Formally defined as manic depression, bipolar disorder is a form of a major affective or a mood disorder that is usually characterized by manic or hypomanic episodes. These episodes cause a change in one’s normal mood accompanied by high energy states. Bipolar mania symptoms are often the result of the very serious bipolar disorder that plagues people. This bipolar mania can affect an individual for many days, which may include other symptoms like long-term sleeplessness, psychosis, hallucinations, paranoid rage, or superlative delusions. Moreover, research shows that depressive episodes may be more devastating and harder to treat in people who never have manias or hypomanias.
Bipolar disorder and mania
Thought to stem from a combination of genetic and non-genetic factors, bipolar disorder is a complex disorder. It is divided into two parts based on the severity: bipolar 1 and bipolar 2.
Bipolar 1 comprises mood episodes that are associated with clinical depression or mania. Mania refers to the condition of high energy and extreme elation with interspersed periods of normal mood and energy in between the episodes. The severity of the mood swings may range from very mild to extreme. They may develop over time or can occur very suddenly and unexpectedly. Rapid cycling is the process wherein discrete mood episodes occur over four or more times per year, and it should not be confused with very frequent moment-to-moment based changes in the mood. The latter often points towards bipolar disorder or another disorder known as the borderline personality disorder.
Patients with bipolar disorder may additionally have disturbances in thinking apart from or along with manic or depressive episodes. Impairment in social functioning and distortions of perception may also occur.
Causes of bipolar disorder
The causes of bipolar disorder, much like other mood disorders, are not known very well.
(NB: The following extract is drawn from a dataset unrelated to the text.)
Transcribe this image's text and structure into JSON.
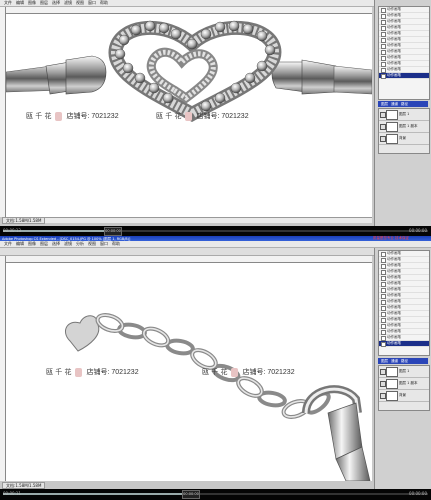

The only concrete information available is that bipolar disorder involves the deregulation of brain functioning and may have a genetic component since it can run in families.
What is the common age range of people experiencing bipolar mania symptoms?
It is between the ages of 15 to 24 years that people tend to experience bipolar mania symptoms. The diagnosis of these bipolar mania symptoms may persist for a lifetime.
The bipolar mania symptoms are not observed in children or adults over the age of 65. The severity of these symptoms varies from person to person. Many people go through life with minimal symptoms or good capabilities to handle them, while others experience symptoms that may impair their ability to function normally in everyday life.
If left untreated, bipolar mania can result in high rates of recurrence and those with severe mania may even need to be hospitalized to prevent risky, self-damaging behavior.
People who fall into severe depression as a result of bipolar disorder need to be hospitalized to prevent them from acting on psychotic symptoms like hallucinations, disorganized thinking, delusions, and suicidal thoughts.
90 percent of the people with bipolar disorder 1 that includes mania experience at least one psychiatric hospitalization, since it is a more serious disorder. Two out three such people undergo two or more hospitalizations in their lifetime.
What are the primary bipolar mania symptoms?
The primary bipolar mania symptoms include:
– Racing, disconnected, panicked thoughts.
– Beliefs that are considered grandiose in normal life.
– Euphoria or elation that is inappropriate.
– Irritability that is irrational.
– Social behavior that is not appropriate.
– Increased sexual desire
– Speed or volume of speaking that is higher than normal.
– Hyper energy
– Lack of, or poor judgment.
– High energy that leads to decreased sleep.
Medicines for bipolar-related mania
Anybody suffering from bipolar mania needs appropriate medicines to bring it under control. Most doctors analyze the situation and prescribe medicines on the lines of mood stabilizers or antimanic medicines that help prevent and control mood swings, so the patient is less likely to indulge in risk-taking behavior like attempting suicide or other self-harming acts.
These medicines may have to be taken for a prescribed time or even indefinitely in some cases.
Anti-seizure drugs like valproate (Depakote), carbamazepine (Tegretol), and lamotrigine (Lamictal) are one option apart from the standard dose of lithium. The intake of these drugs requires very close medical examination and monitoring.
Lithium as a medicine for mania
Lithium (Eskalith, Lithobid) is the drug that has been studied and used for the longest time to treat bipolar disorder and mania. It has proven to help mania become rare and less severe, apart from preventing and relieving bipolar depression in people.
Studies also show that lithium can lower the risk of suicide among people who are suffering from bipolar disorder as well as preventing future manic episodes. It is usually prescribed as a long-term medicine in the form of maintenance therapy.
Some other treatments for bipolar-related mania when it gets too severe include hospitalization and electroconvulsive therapy (ECT).
The doctor may increase or decrease doses, add or stop medicines, stop the anti-depressants, add an antipsychotic drug, etc. based on the severity of bipolar mania symptoms experienced.